== Segment start ==

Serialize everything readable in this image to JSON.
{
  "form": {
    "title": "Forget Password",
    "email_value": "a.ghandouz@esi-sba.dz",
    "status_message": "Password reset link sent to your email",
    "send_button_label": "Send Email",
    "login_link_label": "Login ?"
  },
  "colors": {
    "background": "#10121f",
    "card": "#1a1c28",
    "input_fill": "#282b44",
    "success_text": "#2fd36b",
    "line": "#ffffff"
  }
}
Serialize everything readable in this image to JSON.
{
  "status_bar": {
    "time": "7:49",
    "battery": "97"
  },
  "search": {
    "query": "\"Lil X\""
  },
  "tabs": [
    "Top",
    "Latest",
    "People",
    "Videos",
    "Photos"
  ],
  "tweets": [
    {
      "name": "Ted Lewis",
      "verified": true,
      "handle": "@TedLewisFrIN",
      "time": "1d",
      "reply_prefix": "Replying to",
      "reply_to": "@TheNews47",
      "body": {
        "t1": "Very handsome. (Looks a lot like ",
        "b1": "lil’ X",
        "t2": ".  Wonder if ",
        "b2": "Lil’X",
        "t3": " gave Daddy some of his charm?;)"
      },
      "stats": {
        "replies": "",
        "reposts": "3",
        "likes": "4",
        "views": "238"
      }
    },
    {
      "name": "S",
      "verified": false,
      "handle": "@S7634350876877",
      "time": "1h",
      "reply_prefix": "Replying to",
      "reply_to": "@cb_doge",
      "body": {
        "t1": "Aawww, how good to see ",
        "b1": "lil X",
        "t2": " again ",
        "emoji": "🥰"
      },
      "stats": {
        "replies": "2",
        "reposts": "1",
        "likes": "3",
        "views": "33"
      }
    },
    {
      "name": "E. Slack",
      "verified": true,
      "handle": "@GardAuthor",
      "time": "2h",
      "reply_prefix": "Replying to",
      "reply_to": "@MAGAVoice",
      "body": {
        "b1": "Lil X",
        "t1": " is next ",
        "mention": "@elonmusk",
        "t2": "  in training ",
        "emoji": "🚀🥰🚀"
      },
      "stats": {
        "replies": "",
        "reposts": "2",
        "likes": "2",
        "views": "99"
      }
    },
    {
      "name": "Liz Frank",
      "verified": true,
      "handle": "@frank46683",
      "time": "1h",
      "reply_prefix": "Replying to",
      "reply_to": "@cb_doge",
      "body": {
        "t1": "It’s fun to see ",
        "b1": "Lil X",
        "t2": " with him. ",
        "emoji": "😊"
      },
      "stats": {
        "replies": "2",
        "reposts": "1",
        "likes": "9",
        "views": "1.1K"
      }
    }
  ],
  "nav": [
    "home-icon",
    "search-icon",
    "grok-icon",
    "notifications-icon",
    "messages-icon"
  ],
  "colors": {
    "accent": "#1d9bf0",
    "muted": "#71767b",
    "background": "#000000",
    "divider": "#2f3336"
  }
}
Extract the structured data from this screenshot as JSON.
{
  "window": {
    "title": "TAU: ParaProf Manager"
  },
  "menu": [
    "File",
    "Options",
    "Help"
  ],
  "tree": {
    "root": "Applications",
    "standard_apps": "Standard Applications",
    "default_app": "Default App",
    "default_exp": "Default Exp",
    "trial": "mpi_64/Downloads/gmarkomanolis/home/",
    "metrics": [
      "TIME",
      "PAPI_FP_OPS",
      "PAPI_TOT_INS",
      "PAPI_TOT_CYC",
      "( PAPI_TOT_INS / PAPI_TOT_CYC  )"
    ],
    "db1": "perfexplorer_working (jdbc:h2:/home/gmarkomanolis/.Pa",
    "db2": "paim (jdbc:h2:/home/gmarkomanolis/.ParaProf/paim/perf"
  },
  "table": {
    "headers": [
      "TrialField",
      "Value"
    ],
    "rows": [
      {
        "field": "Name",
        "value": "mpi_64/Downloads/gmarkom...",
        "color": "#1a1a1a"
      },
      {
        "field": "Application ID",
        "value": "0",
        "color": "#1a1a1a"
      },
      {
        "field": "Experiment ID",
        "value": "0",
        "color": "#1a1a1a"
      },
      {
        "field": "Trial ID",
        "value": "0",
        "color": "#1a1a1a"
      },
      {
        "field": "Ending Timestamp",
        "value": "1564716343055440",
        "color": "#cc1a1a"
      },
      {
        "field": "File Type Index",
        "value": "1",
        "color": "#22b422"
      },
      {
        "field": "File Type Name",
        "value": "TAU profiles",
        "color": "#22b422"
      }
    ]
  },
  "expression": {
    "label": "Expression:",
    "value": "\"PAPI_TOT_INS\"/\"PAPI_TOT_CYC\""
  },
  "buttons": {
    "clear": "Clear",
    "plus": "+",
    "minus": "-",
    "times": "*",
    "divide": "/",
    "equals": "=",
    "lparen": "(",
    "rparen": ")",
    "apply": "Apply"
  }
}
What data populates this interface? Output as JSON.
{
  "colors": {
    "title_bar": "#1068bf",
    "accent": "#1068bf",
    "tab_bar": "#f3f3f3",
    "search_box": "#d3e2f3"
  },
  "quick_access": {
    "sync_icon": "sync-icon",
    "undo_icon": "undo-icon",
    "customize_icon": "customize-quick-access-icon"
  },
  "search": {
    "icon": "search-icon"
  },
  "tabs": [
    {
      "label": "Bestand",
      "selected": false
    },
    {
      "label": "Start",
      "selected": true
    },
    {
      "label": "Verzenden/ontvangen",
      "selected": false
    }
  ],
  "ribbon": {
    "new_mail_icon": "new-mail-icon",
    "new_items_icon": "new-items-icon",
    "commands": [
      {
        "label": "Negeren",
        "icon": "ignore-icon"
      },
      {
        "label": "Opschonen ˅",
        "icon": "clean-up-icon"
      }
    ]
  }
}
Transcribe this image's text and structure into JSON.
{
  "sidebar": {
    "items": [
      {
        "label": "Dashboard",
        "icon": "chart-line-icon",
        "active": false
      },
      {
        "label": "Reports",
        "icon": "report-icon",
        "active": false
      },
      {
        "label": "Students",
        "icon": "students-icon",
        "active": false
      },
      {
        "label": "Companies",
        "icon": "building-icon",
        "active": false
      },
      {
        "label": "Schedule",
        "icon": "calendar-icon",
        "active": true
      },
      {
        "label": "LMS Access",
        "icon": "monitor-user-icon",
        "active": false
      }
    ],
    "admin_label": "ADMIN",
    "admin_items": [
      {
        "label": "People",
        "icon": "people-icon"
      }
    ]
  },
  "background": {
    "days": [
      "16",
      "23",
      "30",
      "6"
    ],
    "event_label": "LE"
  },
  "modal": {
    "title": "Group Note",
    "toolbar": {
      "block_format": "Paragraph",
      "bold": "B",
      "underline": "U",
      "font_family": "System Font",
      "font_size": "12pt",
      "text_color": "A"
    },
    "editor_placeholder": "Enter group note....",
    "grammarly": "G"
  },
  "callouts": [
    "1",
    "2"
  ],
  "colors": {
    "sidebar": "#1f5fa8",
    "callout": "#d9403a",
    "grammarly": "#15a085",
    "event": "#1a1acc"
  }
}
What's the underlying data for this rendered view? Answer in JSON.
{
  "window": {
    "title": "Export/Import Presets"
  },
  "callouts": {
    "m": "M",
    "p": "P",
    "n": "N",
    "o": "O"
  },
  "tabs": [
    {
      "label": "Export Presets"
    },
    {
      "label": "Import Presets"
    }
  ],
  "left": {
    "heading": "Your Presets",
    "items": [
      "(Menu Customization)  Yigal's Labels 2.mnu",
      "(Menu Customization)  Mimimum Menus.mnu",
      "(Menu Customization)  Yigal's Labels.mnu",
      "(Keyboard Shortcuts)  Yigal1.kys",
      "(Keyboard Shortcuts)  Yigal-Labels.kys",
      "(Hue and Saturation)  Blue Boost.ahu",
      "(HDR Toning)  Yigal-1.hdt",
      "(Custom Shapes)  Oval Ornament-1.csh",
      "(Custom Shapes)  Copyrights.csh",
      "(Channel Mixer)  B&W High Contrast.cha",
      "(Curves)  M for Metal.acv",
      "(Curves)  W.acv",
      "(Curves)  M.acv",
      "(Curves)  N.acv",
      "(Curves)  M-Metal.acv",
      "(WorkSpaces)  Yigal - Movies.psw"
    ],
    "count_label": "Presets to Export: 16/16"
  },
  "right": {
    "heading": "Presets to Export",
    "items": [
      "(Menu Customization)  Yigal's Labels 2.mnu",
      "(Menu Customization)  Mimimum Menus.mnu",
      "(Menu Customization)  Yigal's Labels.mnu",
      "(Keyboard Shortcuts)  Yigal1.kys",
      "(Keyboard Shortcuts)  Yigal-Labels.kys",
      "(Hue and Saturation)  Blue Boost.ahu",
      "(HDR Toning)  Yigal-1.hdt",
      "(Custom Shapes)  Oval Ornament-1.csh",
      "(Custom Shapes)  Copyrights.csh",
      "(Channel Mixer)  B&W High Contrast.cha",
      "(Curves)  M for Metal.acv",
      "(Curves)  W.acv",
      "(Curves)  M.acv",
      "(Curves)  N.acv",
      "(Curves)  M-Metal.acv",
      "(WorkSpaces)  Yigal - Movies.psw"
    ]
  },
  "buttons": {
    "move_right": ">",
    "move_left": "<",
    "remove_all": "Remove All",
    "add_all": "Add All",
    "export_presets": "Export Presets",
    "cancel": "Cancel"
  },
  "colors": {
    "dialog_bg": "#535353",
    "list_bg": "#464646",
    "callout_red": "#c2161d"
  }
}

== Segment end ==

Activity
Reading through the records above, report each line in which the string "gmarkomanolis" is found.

Exercise answer
    "trial": "mpi_64/Downloads/gmarkomanolis/home/",
    "db1": "perfexplorer_working (jdbc:h2:/home/gmarkomanolis/.Pa",
    "db2": "paim (jdbc:h2:/home/gmarkomanolis/.ParaProf/paim/perf"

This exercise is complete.